*** Begin section ***

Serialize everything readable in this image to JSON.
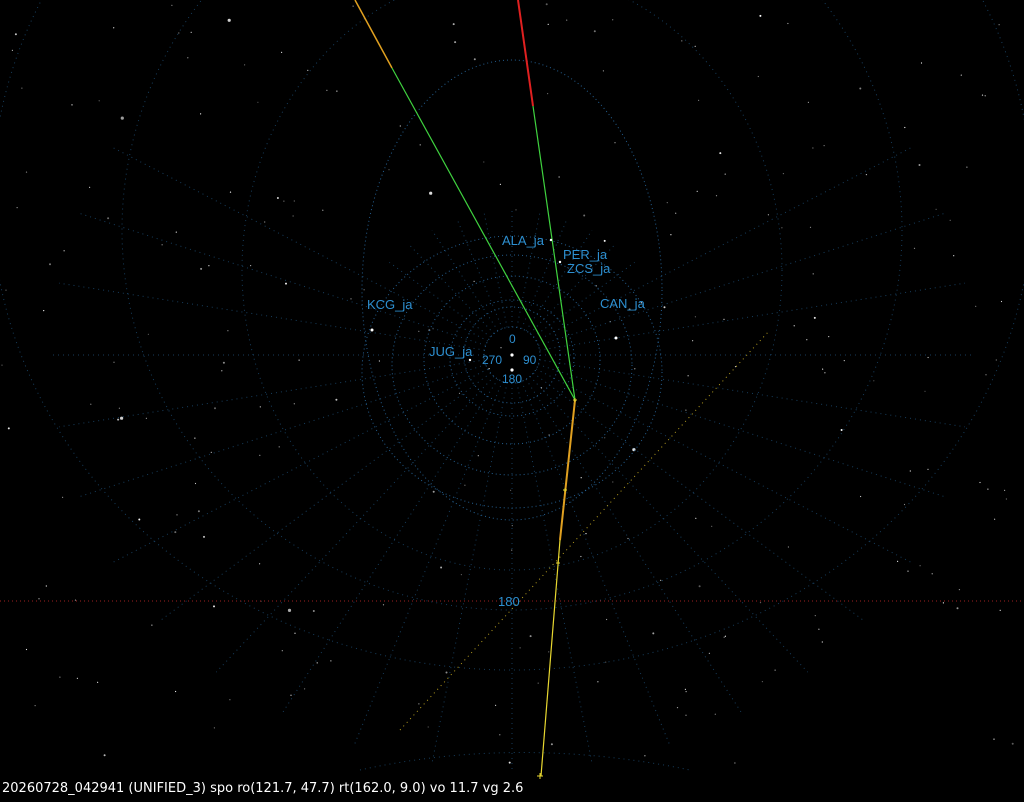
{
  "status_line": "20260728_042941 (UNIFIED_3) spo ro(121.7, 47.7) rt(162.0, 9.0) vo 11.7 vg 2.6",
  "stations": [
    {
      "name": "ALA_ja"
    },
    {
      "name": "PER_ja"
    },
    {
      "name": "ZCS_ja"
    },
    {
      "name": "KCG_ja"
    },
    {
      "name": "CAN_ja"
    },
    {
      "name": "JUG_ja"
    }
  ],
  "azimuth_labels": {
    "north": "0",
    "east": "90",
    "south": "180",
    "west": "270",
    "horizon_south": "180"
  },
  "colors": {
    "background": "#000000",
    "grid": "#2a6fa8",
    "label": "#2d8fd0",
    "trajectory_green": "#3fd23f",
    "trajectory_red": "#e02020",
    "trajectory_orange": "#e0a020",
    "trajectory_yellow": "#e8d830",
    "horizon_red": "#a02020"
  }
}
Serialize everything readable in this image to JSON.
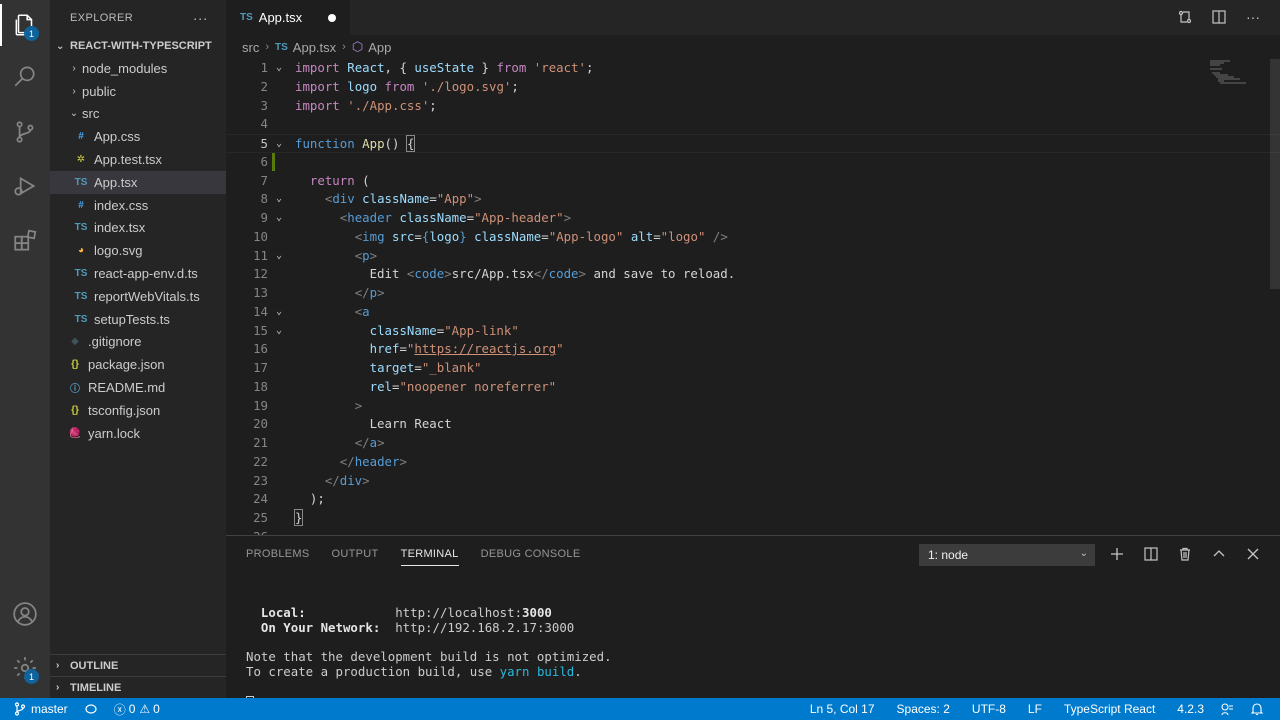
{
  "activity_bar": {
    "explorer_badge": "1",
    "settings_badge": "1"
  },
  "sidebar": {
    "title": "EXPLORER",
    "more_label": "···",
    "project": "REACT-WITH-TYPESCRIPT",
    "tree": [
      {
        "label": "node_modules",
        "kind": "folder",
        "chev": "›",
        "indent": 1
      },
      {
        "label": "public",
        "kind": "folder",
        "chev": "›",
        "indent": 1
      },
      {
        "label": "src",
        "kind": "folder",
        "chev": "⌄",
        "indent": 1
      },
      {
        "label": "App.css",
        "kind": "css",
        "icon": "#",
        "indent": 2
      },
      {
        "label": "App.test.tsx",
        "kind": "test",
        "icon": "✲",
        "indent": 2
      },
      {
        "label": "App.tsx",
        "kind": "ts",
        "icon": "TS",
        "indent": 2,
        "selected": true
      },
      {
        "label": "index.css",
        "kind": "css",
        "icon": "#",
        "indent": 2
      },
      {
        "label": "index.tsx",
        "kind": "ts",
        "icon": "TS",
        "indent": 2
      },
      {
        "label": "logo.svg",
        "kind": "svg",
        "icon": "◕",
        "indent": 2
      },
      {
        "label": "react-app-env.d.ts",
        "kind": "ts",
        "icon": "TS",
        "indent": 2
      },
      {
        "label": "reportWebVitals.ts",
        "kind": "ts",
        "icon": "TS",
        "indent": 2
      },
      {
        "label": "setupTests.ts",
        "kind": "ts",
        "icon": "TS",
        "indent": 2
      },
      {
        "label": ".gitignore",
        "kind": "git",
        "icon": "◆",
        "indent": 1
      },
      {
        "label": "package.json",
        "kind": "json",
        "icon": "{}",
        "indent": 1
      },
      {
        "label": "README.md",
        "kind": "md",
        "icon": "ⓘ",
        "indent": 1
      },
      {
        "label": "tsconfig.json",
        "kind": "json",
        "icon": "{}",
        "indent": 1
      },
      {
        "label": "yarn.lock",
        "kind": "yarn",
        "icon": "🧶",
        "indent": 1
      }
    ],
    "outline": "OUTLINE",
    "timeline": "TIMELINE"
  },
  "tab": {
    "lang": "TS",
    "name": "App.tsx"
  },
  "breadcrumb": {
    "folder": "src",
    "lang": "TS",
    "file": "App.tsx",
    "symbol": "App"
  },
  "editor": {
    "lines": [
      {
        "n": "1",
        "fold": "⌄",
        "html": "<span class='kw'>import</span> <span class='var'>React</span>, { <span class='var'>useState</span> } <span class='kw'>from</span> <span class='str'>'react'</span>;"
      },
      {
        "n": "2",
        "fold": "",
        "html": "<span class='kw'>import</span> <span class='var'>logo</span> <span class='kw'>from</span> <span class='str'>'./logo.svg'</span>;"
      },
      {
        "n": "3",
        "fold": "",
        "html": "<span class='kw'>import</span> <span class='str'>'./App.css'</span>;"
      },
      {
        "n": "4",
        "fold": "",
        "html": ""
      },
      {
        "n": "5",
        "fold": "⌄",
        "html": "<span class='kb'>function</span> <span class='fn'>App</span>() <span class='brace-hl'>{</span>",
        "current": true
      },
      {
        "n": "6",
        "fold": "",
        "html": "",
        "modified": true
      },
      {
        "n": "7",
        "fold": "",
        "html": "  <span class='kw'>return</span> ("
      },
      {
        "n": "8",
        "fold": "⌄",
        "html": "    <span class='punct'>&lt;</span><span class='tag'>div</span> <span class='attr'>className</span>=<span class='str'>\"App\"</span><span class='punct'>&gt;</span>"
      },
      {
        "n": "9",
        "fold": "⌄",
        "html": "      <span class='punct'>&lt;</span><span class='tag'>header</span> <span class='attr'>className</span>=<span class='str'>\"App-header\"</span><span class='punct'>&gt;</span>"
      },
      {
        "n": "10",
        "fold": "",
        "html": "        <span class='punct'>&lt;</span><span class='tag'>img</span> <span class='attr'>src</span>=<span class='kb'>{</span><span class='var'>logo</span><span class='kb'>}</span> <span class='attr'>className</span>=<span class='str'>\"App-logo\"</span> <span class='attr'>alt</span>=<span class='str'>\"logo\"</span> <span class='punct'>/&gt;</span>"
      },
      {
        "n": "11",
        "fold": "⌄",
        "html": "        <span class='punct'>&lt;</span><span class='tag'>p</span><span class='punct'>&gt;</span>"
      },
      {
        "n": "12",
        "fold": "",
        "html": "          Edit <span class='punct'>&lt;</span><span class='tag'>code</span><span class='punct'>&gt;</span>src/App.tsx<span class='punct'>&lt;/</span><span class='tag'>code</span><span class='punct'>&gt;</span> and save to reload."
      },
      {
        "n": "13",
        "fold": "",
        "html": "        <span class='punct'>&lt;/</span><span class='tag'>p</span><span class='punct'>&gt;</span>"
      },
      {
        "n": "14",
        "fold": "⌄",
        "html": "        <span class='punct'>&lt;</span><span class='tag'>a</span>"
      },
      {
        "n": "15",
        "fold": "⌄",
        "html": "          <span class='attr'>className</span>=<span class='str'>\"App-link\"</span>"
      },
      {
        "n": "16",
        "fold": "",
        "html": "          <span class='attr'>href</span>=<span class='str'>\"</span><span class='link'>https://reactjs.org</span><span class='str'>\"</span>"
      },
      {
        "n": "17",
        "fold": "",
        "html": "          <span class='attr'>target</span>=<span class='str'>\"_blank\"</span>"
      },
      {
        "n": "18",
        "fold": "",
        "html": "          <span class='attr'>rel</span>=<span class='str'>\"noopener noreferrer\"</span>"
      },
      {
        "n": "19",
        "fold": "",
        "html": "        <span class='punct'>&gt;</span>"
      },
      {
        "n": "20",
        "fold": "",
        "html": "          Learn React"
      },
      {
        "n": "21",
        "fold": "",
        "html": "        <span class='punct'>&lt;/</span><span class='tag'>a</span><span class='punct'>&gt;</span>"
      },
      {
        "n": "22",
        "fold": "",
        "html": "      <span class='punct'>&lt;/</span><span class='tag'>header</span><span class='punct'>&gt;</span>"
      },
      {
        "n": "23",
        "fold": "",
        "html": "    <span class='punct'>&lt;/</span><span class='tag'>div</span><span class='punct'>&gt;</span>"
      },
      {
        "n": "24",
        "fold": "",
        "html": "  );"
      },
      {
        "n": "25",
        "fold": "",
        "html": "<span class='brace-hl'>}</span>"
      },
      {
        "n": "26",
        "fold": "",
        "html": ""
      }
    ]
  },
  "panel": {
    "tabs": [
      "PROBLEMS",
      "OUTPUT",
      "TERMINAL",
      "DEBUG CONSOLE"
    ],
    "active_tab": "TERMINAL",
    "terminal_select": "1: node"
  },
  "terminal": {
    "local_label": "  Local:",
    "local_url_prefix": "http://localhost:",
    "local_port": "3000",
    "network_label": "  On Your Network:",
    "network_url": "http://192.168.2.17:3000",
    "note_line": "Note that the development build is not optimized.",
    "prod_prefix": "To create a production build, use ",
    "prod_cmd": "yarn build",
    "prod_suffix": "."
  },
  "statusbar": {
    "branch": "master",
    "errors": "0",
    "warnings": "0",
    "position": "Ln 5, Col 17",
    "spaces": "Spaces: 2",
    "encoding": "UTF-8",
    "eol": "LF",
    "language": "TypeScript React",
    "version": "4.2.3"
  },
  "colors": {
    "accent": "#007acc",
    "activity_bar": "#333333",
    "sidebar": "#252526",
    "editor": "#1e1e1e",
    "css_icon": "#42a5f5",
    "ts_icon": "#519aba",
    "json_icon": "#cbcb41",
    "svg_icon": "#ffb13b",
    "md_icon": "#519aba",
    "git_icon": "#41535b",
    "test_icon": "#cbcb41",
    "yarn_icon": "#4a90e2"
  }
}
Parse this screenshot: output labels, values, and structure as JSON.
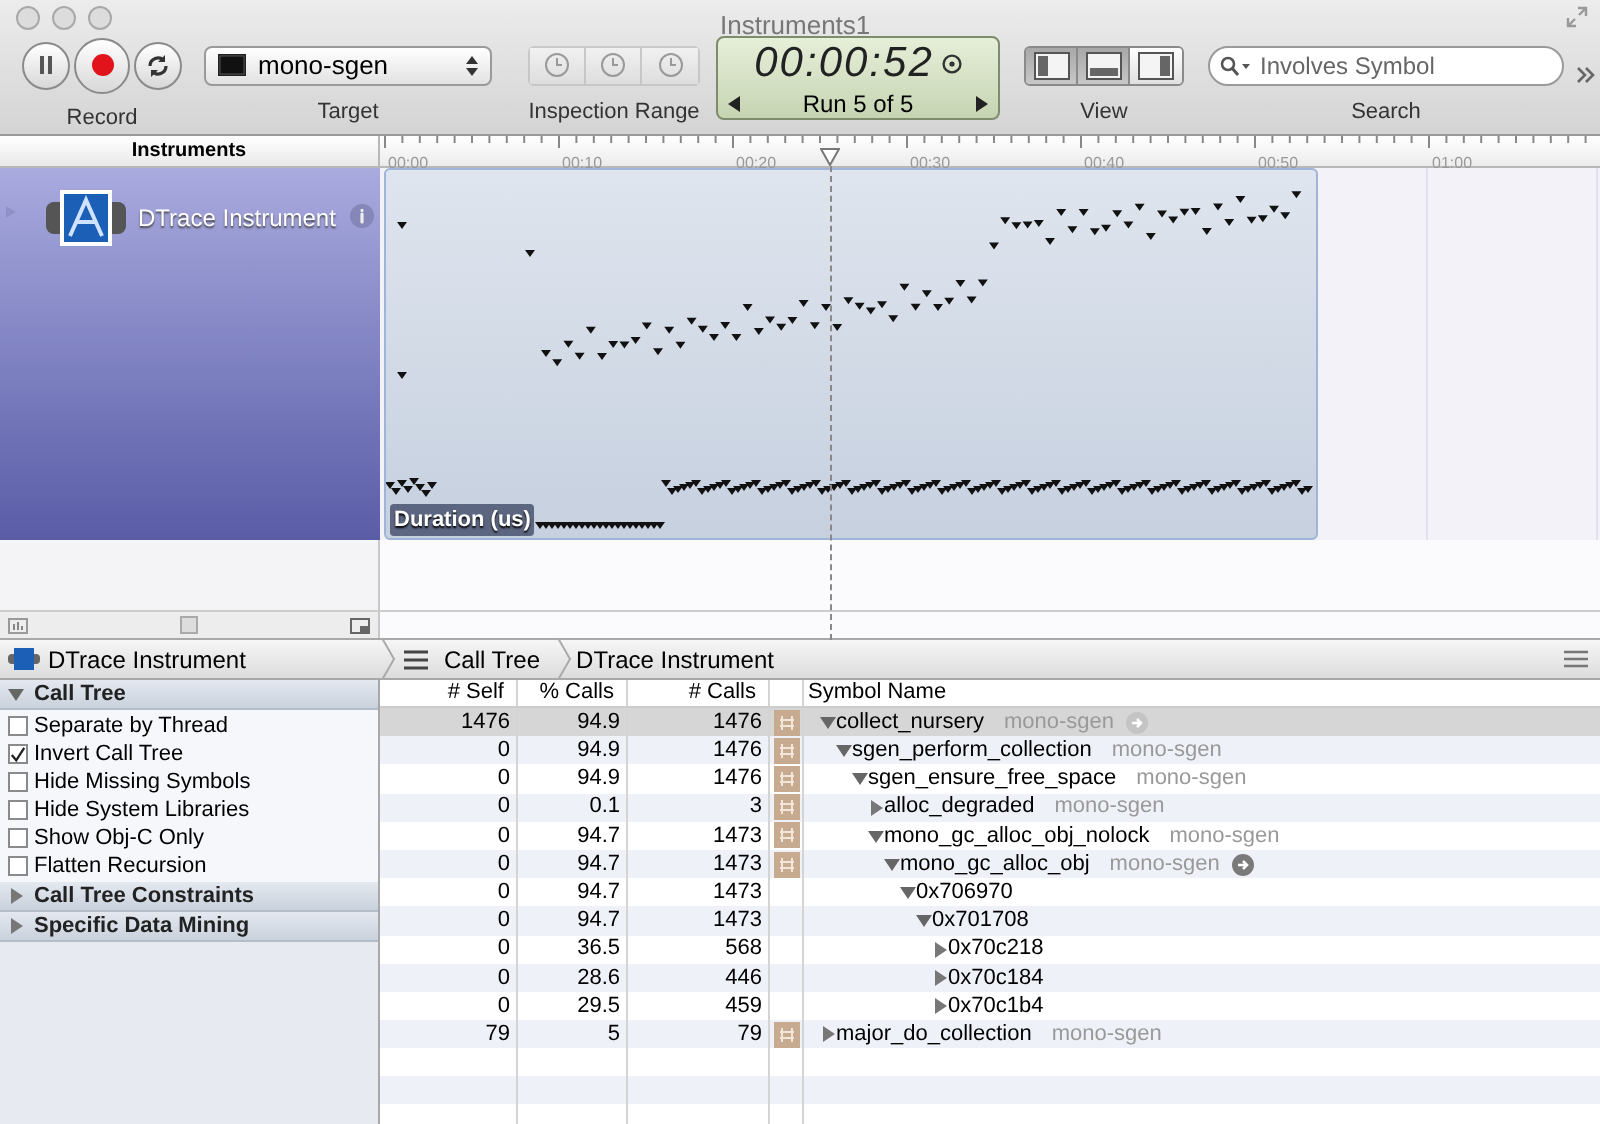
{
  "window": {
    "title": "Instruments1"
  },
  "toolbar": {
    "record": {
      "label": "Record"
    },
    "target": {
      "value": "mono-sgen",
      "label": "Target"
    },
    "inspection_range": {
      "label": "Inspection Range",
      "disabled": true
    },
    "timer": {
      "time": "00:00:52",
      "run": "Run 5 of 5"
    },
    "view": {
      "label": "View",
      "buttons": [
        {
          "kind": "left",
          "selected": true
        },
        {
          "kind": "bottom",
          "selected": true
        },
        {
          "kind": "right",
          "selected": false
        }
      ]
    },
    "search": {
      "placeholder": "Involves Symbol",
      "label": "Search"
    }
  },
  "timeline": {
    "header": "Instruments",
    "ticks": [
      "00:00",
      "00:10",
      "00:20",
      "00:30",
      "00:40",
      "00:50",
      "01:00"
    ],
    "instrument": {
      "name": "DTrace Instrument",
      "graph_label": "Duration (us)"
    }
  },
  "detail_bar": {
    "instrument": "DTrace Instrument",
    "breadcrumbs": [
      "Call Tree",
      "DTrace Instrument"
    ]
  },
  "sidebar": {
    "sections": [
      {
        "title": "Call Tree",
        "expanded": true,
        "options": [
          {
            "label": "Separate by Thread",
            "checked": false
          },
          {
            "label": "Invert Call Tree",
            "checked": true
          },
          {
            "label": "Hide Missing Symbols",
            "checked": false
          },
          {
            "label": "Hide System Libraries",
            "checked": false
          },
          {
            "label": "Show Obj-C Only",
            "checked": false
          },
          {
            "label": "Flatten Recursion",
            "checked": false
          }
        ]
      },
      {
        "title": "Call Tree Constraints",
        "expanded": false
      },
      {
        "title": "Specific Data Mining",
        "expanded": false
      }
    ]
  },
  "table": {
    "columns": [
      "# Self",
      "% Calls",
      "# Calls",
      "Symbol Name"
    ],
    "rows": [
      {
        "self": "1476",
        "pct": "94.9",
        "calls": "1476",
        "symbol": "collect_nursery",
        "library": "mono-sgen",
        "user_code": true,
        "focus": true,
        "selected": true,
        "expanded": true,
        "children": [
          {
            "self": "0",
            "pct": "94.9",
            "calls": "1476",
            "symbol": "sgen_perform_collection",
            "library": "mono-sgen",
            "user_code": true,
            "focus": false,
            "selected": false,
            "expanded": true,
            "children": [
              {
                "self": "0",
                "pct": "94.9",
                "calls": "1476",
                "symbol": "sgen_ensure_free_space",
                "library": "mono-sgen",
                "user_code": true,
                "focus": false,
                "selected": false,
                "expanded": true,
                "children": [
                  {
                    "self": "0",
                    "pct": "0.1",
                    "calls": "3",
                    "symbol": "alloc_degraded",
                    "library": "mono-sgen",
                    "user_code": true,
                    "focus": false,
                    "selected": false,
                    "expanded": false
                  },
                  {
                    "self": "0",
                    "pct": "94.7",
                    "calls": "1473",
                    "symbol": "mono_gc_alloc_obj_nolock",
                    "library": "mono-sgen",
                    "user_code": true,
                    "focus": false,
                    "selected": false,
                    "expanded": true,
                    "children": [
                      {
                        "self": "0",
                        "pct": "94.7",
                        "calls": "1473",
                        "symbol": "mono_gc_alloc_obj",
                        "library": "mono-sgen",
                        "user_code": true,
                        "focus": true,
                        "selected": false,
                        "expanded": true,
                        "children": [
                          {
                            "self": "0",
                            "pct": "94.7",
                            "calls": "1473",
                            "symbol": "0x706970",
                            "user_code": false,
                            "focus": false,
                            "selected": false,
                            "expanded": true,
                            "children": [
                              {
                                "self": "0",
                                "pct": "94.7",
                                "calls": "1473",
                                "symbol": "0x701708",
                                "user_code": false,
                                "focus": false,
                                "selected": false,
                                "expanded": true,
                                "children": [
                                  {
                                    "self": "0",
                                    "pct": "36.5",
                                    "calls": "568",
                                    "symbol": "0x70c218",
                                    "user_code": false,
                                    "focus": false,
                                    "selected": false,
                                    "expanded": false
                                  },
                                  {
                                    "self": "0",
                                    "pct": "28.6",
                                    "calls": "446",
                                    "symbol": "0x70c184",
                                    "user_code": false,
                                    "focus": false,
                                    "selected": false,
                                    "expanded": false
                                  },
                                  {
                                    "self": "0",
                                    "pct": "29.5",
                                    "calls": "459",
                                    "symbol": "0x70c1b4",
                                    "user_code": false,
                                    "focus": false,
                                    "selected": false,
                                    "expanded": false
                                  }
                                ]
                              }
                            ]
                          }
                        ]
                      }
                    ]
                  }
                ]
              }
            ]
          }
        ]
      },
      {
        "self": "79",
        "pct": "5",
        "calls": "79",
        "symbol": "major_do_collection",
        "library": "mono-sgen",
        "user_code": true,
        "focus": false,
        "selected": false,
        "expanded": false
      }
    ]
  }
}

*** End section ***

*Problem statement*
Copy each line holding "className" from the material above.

*Response box*
        "html": "    <span class='punct'>&lt;</span><span class='tag'>div</span> <span class='attr'>className</span>=<span class='str'>\"App\"</span><span class='punct'>&gt;</span>"
        "html": "      <span class='punct'>&lt;</span><span class='tag'>header</span> <span class='attr'>className</span>=<span class='str'>\"App-header\"</span><span class='punct'>&gt;</span>"
        "html": "        <span class='punct'>&lt;</span><span class='tag'>img</span> <span class='attr'>src</span>=<span class='kb'>{</span><span class='var'>logo</span><span class='kb'>}</span> <span class='attr'>className</span>=<span class='str'>\"App-logo\"</span> <span class='attr'>alt</span>=<span class='str'>\"logo\"</span> <span class='punct'>/&gt;</span>"
        "html": "          <span class='attr'>className</span>=<span class='str'>\"App-link\"</span>"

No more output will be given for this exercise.